* **Exercise description**
Track down each line below containing the string "vivre" and copy it.

□ □ □ □

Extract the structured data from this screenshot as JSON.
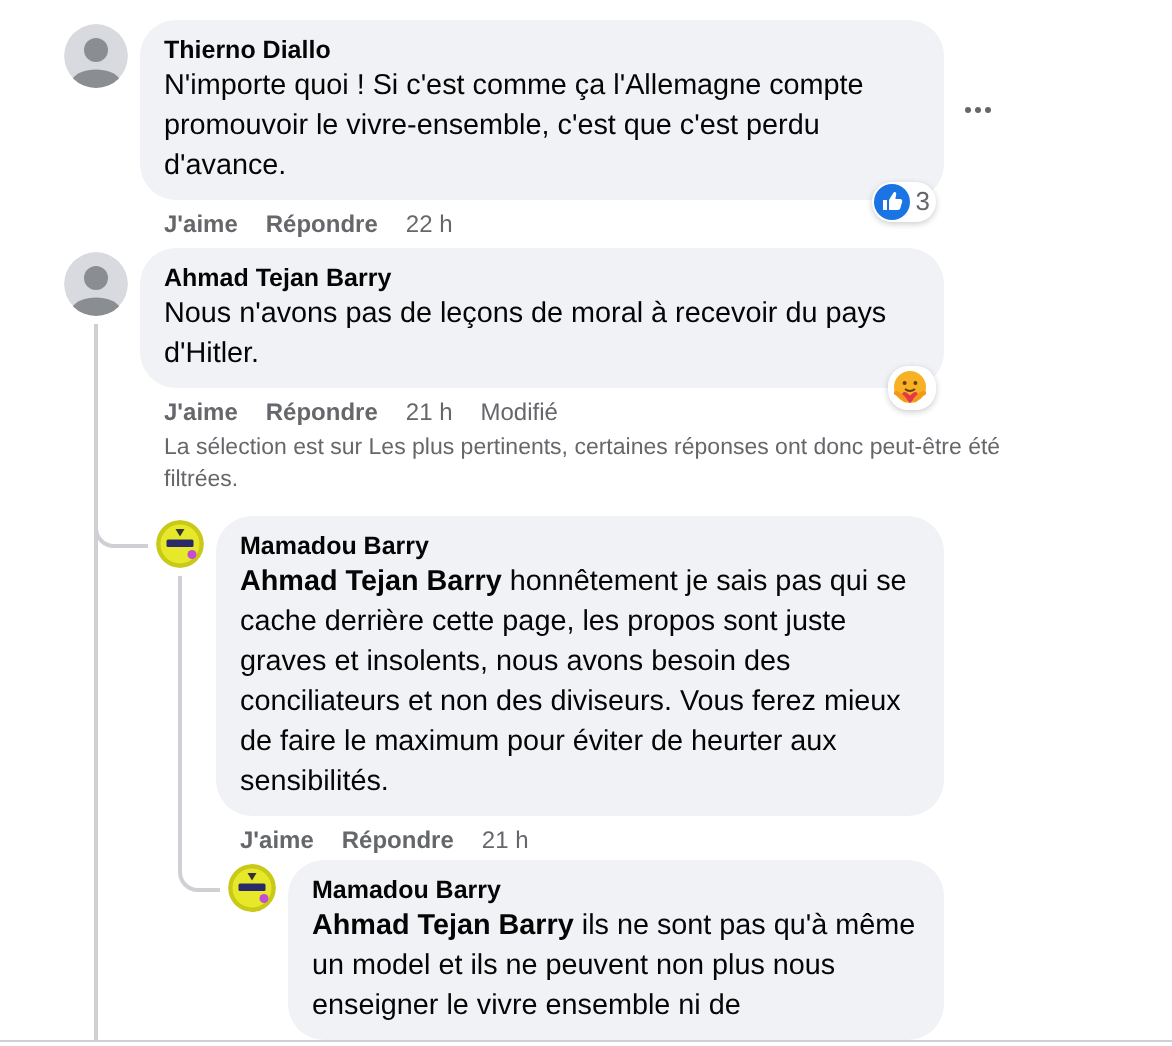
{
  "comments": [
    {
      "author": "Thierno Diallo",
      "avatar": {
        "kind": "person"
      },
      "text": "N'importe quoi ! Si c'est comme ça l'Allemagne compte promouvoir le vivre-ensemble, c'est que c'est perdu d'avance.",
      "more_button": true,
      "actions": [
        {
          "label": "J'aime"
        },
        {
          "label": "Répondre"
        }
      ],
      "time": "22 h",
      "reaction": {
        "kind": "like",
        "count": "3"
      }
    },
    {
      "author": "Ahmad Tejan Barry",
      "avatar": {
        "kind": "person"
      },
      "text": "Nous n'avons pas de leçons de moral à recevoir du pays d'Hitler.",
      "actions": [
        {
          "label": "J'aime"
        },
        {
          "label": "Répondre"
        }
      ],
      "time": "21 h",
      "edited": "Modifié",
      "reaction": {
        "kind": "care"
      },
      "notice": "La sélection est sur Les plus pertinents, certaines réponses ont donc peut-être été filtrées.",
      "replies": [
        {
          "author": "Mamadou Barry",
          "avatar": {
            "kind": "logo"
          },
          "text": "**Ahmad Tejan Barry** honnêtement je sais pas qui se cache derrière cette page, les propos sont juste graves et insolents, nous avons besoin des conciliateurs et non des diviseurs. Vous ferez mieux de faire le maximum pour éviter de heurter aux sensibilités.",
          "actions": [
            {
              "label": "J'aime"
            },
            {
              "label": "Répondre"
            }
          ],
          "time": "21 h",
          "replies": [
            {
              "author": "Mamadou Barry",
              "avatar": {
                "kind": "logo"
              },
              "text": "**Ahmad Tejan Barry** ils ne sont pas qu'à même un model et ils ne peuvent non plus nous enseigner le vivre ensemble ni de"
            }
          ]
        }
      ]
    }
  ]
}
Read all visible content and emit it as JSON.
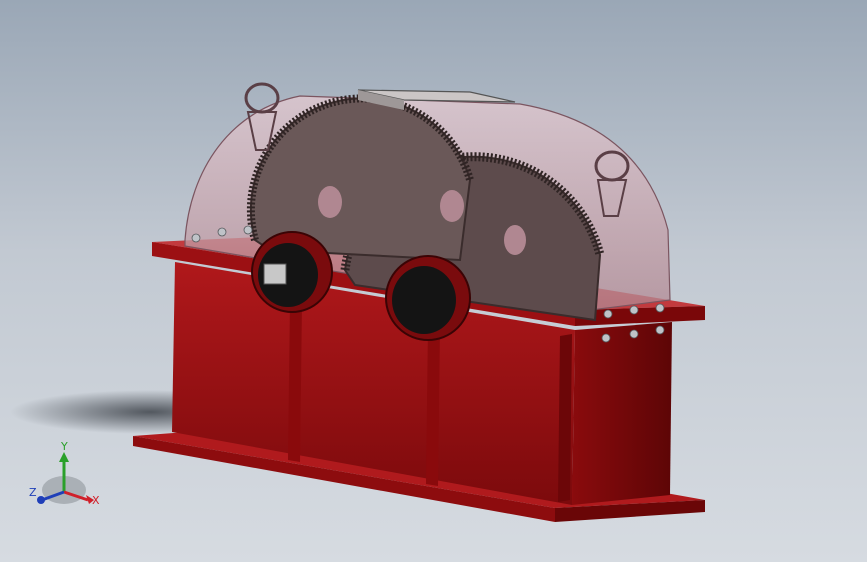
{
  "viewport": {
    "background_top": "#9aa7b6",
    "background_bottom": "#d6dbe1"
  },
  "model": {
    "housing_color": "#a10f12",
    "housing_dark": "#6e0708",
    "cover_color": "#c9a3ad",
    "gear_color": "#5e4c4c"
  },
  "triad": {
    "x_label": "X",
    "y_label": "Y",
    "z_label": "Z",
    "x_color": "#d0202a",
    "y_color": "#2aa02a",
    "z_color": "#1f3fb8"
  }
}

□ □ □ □

* **Response to this exercise**
      "text": "N'importe quoi ! Si c'est comme ça l'Allemagne compte promouvoir le vivre-ensemble, c'est que c'est perdu d'avance.",
              "text": "**Ahmad Tejan Barry** ils ne sont pas qu'à même un model et ils ne peuvent non plus nous enseigner le vivre ensemble ni de"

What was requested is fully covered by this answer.